(ABOUT THIS EXERCISE):
A verbatim copy of every entry is required.
======== RECORDS ========
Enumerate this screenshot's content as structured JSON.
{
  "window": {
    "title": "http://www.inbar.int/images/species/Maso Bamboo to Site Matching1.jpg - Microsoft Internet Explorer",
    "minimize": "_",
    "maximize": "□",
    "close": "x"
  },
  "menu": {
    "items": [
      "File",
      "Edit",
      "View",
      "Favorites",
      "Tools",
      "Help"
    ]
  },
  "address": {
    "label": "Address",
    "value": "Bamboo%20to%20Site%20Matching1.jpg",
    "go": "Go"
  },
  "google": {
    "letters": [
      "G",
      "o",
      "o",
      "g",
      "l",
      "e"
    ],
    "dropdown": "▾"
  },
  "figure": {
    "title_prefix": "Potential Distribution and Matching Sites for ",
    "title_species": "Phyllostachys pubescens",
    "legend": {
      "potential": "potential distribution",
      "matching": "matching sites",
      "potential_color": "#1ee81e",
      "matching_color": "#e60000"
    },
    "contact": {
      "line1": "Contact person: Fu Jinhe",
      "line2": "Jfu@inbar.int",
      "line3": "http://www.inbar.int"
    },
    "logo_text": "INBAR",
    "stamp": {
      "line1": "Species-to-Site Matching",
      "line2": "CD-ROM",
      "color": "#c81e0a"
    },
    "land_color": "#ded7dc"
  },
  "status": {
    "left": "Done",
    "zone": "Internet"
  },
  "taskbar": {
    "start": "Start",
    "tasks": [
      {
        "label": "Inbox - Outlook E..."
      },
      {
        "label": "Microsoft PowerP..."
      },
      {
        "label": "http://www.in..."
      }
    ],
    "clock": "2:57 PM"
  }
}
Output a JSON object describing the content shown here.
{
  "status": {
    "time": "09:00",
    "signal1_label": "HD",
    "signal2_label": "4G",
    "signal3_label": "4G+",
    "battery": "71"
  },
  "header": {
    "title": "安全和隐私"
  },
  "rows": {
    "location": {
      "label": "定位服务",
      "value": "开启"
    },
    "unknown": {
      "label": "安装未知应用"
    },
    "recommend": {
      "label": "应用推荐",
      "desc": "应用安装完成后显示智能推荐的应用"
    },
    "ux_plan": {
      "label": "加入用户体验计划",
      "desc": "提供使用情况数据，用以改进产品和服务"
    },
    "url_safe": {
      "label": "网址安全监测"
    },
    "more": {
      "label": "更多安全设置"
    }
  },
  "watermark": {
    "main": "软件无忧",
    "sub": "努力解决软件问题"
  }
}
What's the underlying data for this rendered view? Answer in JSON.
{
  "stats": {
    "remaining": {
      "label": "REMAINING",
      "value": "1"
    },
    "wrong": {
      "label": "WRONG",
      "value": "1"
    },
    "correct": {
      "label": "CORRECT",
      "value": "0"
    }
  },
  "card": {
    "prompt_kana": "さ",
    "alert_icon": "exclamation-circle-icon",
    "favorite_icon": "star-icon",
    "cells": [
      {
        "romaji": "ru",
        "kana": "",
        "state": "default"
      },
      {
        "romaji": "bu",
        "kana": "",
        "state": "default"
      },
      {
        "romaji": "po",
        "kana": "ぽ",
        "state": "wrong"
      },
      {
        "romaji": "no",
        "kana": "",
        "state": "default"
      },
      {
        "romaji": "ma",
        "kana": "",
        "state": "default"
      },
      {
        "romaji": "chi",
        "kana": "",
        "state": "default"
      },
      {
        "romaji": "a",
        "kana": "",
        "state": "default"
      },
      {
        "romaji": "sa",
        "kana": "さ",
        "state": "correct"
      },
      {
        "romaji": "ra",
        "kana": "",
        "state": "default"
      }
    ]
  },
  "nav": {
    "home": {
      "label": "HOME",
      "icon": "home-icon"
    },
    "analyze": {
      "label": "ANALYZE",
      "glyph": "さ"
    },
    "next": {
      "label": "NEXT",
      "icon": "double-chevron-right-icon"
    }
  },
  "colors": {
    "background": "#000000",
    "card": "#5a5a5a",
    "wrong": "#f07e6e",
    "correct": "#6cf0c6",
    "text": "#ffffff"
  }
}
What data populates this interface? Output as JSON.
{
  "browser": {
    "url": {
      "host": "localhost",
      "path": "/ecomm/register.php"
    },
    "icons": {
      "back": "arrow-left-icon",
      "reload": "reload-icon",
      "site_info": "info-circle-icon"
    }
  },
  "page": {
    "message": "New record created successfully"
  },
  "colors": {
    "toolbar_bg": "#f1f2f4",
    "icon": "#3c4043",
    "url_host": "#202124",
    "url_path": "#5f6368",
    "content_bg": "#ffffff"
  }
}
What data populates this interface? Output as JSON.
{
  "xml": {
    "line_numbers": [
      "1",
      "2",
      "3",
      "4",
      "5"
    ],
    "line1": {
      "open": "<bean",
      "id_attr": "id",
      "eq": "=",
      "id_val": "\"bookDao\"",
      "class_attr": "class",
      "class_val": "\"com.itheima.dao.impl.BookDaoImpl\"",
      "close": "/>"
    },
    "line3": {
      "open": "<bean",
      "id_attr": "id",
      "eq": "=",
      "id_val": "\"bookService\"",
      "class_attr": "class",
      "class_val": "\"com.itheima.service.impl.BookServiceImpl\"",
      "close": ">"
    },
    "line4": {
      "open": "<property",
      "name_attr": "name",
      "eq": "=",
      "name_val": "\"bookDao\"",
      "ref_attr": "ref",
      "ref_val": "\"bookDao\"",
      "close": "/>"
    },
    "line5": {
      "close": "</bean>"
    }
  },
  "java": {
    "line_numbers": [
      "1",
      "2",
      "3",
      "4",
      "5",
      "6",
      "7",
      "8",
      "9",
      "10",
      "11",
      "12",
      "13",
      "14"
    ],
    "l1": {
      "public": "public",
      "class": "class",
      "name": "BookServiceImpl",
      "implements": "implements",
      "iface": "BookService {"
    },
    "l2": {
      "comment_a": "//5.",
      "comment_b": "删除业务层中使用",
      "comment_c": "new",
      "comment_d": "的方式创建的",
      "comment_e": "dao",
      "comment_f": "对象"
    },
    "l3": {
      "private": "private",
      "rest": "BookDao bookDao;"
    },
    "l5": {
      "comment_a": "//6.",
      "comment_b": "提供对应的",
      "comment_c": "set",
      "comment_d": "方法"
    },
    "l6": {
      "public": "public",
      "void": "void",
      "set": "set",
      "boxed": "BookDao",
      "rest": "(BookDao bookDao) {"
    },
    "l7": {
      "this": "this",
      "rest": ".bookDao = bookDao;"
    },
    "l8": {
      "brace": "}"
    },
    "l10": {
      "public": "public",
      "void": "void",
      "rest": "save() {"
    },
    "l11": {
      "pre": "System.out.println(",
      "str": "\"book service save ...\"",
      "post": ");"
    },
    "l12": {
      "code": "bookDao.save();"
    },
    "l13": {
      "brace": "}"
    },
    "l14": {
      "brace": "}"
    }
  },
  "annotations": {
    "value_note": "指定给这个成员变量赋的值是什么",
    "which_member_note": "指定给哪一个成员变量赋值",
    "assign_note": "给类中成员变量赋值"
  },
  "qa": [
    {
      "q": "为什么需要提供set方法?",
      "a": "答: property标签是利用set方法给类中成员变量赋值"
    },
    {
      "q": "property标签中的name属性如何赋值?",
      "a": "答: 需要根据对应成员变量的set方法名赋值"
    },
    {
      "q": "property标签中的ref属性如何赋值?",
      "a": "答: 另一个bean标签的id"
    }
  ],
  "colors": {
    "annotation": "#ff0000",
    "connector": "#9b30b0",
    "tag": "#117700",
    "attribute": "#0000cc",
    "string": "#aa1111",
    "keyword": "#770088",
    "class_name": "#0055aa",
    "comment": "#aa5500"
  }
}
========
(ANSWER SPACE):
Enumerate this screenshot's content as structured JSON.
{
  "window": {
    "title": "http://www.inbar.int/images/species/Maso Bamboo to Site Matching1.jpg - Microsoft Internet Explorer",
    "minimize": "_",
    "maximize": "□",
    "close": "x"
  },
  "menu": {
    "items": [
      "File",
      "Edit",
      "View",
      "Favorites",
      "Tools",
      "Help"
    ]
  },
  "address": {
    "label": "Address",
    "value": "Bamboo%20to%20Site%20Matching1.jpg",
    "go": "Go"
  },
  "google": {
    "letters": [
      "G",
      "o",
      "o",
      "g",
      "l",
      "e"
    ],
    "dropdown": "▾"
  },
  "figure": {
    "title_prefix": "Potential Distribution and Matching Sites for ",
    "title_species": "Phyllostachys pubescens",
    "legend": {
      "potential": "potential distribution",
      "matching": "matching sites",
      "potential_color": "#1ee81e",
      "matching_color": "#e60000"
    },
    "contact": {
      "line1": "Contact person: Fu Jinhe",
      "line2": "Jfu@inbar.int",
      "line3": "http://www.inbar.int"
    },
    "logo_text": "INBAR",
    "stamp": {
      "line1": "Species-to-Site Matching",
      "line2": "CD-ROM",
      "color": "#c81e0a"
    },
    "land_color": "#ded7dc"
  },
  "status": {
    "left": "Done",
    "zone": "Internet"
  },
  "taskbar": {
    "start": "Start",
    "tasks": [
      {
        "label": "Inbox - Outlook E..."
      },
      {
        "label": "Microsoft PowerP..."
      },
      {
        "label": "http://www.in..."
      }
    ],
    "clock": "2:57 PM"
  }
}
Output a JSON object describing the content shown here.
{
  "status": {
    "time": "09:00",
    "signal1_label": "HD",
    "signal2_label": "4G",
    "signal3_label": "4G+",
    "battery": "71"
  },
  "header": {
    "title": "安全和隐私"
  },
  "rows": {
    "location": {
      "label": "定位服务",
      "value": "开启"
    },
    "unknown": {
      "label": "安装未知应用"
    },
    "recommend": {
      "label": "应用推荐",
      "desc": "应用安装完成后显示智能推荐的应用"
    },
    "ux_plan": {
      "label": "加入用户体验计划",
      "desc": "提供使用情况数据，用以改进产品和服务"
    },
    "url_safe": {
      "label": "网址安全监测"
    },
    "more": {
      "label": "更多安全设置"
    }
  },
  "watermark": {
    "main": "软件无忧",
    "sub": "努力解决软件问题"
  }
}
What's the underlying data for this rendered view? Answer in JSON.
{
  "stats": {
    "remaining": {
      "label": "REMAINING",
      "value": "1"
    },
    "wrong": {
      "label": "WRONG",
      "value": "1"
    },
    "correct": {
      "label": "CORRECT",
      "value": "0"
    }
  },
  "card": {
    "prompt_kana": "さ",
    "alert_icon": "exclamation-circle-icon",
    "favorite_icon": "star-icon",
    "cells": [
      {
        "romaji": "ru",
        "kana": "",
        "state": "default"
      },
      {
        "romaji": "bu",
        "kana": "",
        "state": "default"
      },
      {
        "romaji": "po",
        "kana": "ぽ",
        "state": "wrong"
      },
      {
        "romaji": "no",
        "kana": "",
        "state": "default"
      },
      {
        "romaji": "ma",
        "kana": "",
        "state": "default"
      },
      {
        "romaji": "chi",
        "kana": "",
        "state": "default"
      },
      {
        "romaji": "a",
        "kana": "",
        "state": "default"
      },
      {
        "romaji": "sa",
        "kana": "さ",
        "state": "correct"
      },
      {
        "romaji": "ra",
        "kana": "",
        "state": "default"
      }
    ]
  },
  "nav": {
    "home": {
      "label": "HOME",
      "icon": "home-icon"
    },
    "analyze": {
      "label": "ANALYZE",
      "glyph": "さ"
    },
    "next": {
      "label": "NEXT",
      "icon": "double-chevron-right-icon"
    }
  },
  "colors": {
    "background": "#000000",
    "card": "#5a5a5a",
    "wrong": "#f07e6e",
    "correct": "#6cf0c6",
    "text": "#ffffff"
  }
}
What data populates this interface? Output as JSON.
{
  "browser": {
    "url": {
      "host": "localhost",
      "path": "/ecomm/register.php"
    },
    "icons": {
      "back": "arrow-left-icon",
      "reload": "reload-icon",
      "site_info": "info-circle-icon"
    }
  },
  "page": {
    "message": "New record created successfully"
  },
  "colors": {
    "toolbar_bg": "#f1f2f4",
    "icon": "#3c4043",
    "url_host": "#202124",
    "url_path": "#5f6368",
    "content_bg": "#ffffff"
  }
}
What data populates this interface? Output as JSON.
{
  "xml": {
    "line_numbers": [
      "1",
      "2",
      "3",
      "4",
      "5"
    ],
    "line1": {
      "open": "<bean",
      "id_attr": "id",
      "eq": "=",
      "id_val": "\"bookDao\"",
      "class_attr": "class",
      "class_val": "\"com.itheima.dao.impl.BookDaoImpl\"",
      "close": "/>"
    },
    "line3": {
      "open": "<bean",
      "id_attr": "id",
      "eq": "=",
      "id_val": "\"bookService\"",
      "class_attr": "class",
      "class_val": "\"com.itheima.service.impl.BookServiceImpl\"",
      "close": ">"
    },
    "line4": {
      "open": "<property",
      "name_attr": "name",
      "eq": "=",
      "name_val": "\"bookDao\"",
      "ref_attr": "ref",
      "ref_val": "\"bookDao\"",
      "close": "/>"
    },
    "line5": {
      "close": "</bean>"
    }
  },
  "java": {
    "line_numbers": [
      "1",
      "2",
      "3",
      "4",
      "5",
      "6",
      "7",
      "8",
      "9",
      "10",
      "11",
      "12",
      "13",
      "14"
    ],
    "l1": {
      "public": "public",
      "class": "class",
      "name": "BookServiceImpl",
      "implements": "implements",
      "iface": "BookService {"
    },
    "l2": {
      "comment_a": "//5.",
      "comment_b": "删除业务层中使用",
      "comment_c": "new",
      "comment_d": "的方式创建的",
      "comment_e": "dao",
      "comment_f": "对象"
    },
    "l3": {
      "private": "private",
      "rest": "BookDao bookDao;"
    },
    "l5": {
      "comment_a": "//6.",
      "comment_b": "提供对应的",
      "comment_c": "set",
      "comment_d": "方法"
    },
    "l6": {
      "public": "public",
      "void": "void",
      "set": "set",
      "boxed": "BookDao",
      "rest": "(BookDao bookDao) {"
    },
    "l7": {
      "this": "this",
      "rest": ".bookDao = bookDao;"
    },
    "l8": {
      "brace": "}"
    },
    "l10": {
      "public": "public",
      "void": "void",
      "rest": "save() {"
    },
    "l11": {
      "pre": "System.out.println(",
      "str": "\"book service save ...\"",
      "post": ");"
    },
    "l12": {
      "code": "bookDao.save();"
    },
    "l13": {
      "brace": "}"
    },
    "l14": {
      "brace": "}"
    }
  },
  "annotations": {
    "value_note": "指定给这个成员变量赋的值是什么",
    "which_member_note": "指定给哪一个成员变量赋值",
    "assign_note": "给类中成员变量赋值"
  },
  "qa": [
    {
      "q": "为什么需要提供set方法?",
      "a": "答: property标签是利用set方法给类中成员变量赋值"
    },
    {
      "q": "property标签中的name属性如何赋值?",
      "a": "答: 需要根据对应成员变量的set方法名赋值"
    },
    {
      "q": "property标签中的ref属性如何赋值?",
      "a": "答: 另一个bean标签的id"
    }
  ],
  "colors": {
    "annotation": "#ff0000",
    "connector": "#9b30b0",
    "tag": "#117700",
    "attribute": "#0000cc",
    "string": "#aa1111",
    "keyword": "#770088",
    "class_name": "#0055aa",
    "comment": "#aa5500"
  }
}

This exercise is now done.